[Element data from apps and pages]
--------------------------------

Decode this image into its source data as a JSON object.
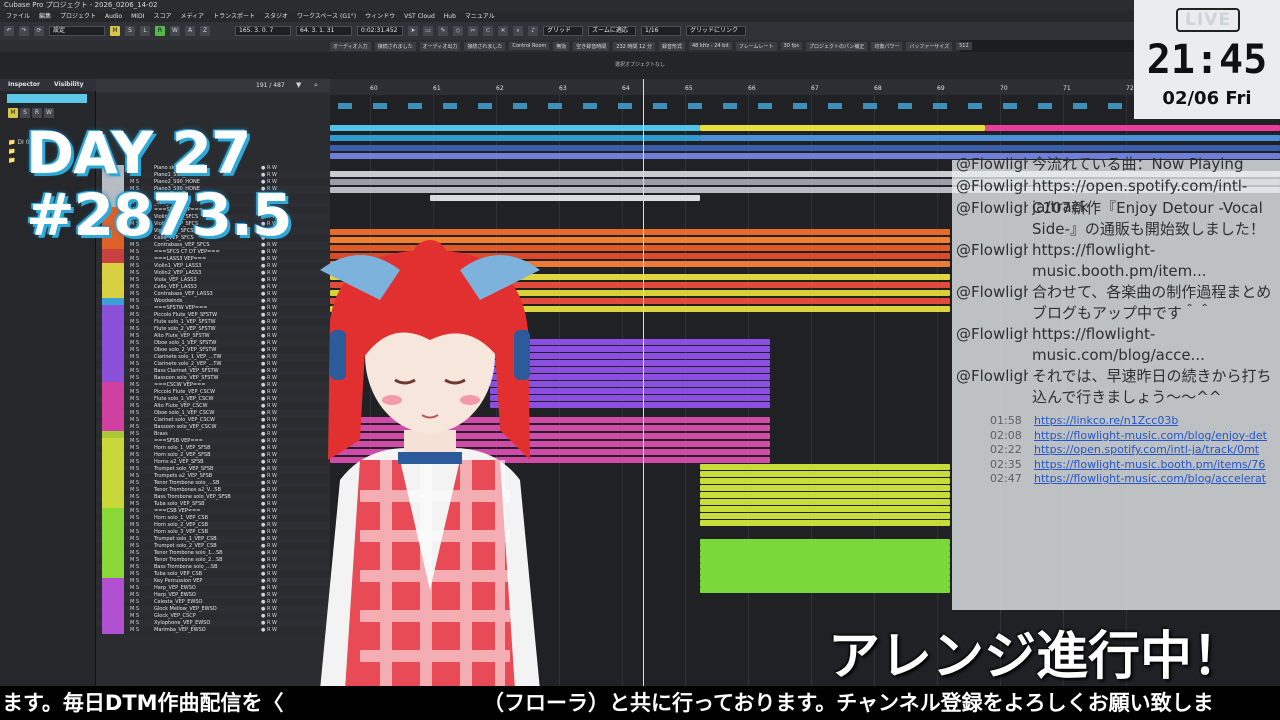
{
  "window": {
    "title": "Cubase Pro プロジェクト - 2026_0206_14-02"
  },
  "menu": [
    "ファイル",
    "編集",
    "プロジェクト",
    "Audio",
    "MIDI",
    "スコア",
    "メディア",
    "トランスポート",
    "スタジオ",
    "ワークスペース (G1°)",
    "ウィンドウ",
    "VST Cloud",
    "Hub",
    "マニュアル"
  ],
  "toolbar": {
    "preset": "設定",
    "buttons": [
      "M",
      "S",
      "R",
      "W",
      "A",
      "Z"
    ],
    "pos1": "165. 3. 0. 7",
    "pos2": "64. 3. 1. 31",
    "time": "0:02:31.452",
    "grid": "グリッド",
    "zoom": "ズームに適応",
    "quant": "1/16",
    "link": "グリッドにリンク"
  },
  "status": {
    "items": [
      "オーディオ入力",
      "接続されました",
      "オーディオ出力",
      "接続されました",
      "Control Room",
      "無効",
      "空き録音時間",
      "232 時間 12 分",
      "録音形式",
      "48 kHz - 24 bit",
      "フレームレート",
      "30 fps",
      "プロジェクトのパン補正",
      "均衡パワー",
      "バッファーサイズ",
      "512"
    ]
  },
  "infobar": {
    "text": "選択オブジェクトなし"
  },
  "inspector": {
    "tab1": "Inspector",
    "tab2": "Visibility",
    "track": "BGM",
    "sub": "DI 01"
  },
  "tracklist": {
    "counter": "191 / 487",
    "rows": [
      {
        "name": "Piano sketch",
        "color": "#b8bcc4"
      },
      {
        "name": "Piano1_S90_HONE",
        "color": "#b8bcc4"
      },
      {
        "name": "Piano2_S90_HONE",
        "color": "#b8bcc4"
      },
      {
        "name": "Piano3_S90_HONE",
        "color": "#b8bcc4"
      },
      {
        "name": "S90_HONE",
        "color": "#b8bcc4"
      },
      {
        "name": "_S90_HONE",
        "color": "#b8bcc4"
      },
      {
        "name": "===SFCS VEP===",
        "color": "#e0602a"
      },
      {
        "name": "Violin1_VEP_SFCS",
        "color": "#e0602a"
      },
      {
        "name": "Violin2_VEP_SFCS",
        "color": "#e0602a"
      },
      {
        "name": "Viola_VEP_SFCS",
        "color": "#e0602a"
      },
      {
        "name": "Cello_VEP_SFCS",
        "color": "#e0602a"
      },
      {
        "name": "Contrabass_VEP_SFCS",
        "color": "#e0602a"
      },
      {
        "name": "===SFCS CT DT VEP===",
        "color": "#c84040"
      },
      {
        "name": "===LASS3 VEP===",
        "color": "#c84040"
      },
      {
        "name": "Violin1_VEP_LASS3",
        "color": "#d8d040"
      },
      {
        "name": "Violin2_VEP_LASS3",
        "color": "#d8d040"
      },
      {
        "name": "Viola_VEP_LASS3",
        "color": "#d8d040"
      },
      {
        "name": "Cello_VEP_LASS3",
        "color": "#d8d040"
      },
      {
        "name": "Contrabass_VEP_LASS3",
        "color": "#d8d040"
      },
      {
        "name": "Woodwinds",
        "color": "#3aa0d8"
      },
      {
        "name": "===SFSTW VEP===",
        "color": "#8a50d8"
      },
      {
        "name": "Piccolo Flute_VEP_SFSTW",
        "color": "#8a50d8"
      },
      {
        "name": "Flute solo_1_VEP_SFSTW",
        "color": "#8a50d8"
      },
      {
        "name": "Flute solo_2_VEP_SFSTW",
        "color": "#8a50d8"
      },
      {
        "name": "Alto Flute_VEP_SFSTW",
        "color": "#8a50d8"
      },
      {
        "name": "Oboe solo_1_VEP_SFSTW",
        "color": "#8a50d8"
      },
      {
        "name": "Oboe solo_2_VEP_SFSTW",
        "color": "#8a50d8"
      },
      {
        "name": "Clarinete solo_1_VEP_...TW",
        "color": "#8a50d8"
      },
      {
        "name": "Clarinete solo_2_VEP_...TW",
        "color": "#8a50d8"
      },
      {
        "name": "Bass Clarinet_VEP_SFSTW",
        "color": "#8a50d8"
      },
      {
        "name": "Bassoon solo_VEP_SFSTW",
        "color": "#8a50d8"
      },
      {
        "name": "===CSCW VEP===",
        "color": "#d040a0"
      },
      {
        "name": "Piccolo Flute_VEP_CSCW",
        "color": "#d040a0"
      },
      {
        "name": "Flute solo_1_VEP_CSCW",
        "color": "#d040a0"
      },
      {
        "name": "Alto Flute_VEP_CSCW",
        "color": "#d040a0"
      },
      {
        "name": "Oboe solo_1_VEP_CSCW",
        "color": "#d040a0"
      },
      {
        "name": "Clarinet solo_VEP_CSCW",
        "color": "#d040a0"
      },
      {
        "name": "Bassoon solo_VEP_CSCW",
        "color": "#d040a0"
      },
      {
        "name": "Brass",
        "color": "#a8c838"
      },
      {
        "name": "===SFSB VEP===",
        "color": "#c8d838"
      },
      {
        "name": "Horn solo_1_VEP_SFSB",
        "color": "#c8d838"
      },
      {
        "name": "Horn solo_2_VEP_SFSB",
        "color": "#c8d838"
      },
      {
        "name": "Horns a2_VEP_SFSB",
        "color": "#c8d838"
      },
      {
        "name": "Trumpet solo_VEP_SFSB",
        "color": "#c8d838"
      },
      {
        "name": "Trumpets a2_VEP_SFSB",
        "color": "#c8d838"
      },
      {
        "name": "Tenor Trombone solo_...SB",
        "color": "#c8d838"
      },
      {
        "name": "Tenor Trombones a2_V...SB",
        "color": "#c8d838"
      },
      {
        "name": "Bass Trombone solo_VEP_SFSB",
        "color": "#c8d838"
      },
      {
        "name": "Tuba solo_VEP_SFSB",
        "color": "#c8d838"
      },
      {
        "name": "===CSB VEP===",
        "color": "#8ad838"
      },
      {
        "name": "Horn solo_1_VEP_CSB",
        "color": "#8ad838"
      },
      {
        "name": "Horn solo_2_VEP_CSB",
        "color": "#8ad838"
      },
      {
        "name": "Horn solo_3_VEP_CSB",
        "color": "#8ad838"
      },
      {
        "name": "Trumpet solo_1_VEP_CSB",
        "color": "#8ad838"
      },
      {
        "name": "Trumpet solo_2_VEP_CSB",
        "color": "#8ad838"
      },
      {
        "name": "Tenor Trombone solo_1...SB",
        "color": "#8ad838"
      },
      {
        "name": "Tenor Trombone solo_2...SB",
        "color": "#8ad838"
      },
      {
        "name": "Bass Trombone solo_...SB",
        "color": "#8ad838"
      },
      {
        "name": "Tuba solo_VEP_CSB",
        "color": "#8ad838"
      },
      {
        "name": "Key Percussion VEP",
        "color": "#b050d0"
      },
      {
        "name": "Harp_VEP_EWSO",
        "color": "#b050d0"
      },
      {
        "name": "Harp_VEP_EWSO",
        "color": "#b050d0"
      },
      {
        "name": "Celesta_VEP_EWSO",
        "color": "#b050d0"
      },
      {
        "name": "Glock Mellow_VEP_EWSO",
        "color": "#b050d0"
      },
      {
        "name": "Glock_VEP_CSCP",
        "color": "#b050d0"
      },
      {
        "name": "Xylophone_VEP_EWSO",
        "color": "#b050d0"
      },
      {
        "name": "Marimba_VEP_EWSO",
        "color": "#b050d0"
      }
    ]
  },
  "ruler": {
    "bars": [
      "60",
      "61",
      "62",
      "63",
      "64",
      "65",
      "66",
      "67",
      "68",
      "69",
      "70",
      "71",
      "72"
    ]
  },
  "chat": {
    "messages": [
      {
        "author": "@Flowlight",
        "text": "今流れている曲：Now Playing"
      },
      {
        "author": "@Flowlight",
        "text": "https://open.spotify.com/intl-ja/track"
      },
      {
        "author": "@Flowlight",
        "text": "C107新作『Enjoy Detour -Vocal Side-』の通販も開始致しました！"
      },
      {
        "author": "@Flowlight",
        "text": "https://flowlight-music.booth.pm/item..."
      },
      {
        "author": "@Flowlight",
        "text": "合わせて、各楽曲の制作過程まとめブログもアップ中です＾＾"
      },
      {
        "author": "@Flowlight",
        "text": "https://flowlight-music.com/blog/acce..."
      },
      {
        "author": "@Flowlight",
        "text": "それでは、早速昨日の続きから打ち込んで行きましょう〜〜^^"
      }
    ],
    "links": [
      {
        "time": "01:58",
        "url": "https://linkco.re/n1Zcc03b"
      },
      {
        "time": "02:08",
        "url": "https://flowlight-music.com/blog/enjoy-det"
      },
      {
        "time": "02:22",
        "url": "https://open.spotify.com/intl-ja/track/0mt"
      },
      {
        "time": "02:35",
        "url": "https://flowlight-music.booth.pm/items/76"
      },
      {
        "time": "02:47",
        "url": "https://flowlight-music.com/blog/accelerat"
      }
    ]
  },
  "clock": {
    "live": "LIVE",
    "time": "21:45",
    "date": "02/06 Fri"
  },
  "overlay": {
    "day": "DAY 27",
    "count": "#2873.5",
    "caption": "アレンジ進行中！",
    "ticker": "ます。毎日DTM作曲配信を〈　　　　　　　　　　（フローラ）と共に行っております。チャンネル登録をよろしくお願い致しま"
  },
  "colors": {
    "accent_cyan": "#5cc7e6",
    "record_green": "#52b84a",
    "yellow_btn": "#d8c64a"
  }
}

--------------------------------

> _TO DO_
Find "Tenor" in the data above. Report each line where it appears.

> _SOLUTION FOR THIS EXERCISE_
        "name": "Tenor Trombone solo_...SB",
        "name": "Tenor Trombones a2_V...SB",
        "name": "Tenor Trombone solo_1...SB",
        "name": "Tenor Trombone solo_2...SB",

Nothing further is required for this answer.